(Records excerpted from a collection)
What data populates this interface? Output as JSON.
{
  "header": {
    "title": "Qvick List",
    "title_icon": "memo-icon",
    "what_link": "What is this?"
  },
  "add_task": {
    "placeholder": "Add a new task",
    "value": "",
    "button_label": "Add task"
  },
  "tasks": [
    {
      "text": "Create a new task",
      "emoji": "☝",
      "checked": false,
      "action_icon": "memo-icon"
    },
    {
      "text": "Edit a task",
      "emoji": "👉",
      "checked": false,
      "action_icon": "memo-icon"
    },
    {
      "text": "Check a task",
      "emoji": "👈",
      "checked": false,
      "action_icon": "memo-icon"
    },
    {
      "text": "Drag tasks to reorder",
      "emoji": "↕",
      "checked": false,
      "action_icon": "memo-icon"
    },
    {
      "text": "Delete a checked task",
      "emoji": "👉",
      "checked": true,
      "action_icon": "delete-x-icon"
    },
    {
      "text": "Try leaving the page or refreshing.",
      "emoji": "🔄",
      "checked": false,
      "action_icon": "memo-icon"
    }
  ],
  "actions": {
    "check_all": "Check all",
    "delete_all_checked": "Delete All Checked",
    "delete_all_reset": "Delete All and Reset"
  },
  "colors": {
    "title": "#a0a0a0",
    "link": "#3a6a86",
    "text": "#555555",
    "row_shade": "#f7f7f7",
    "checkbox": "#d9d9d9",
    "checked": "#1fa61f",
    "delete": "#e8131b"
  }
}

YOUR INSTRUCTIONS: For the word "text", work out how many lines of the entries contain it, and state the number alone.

TASK ANSWER: 7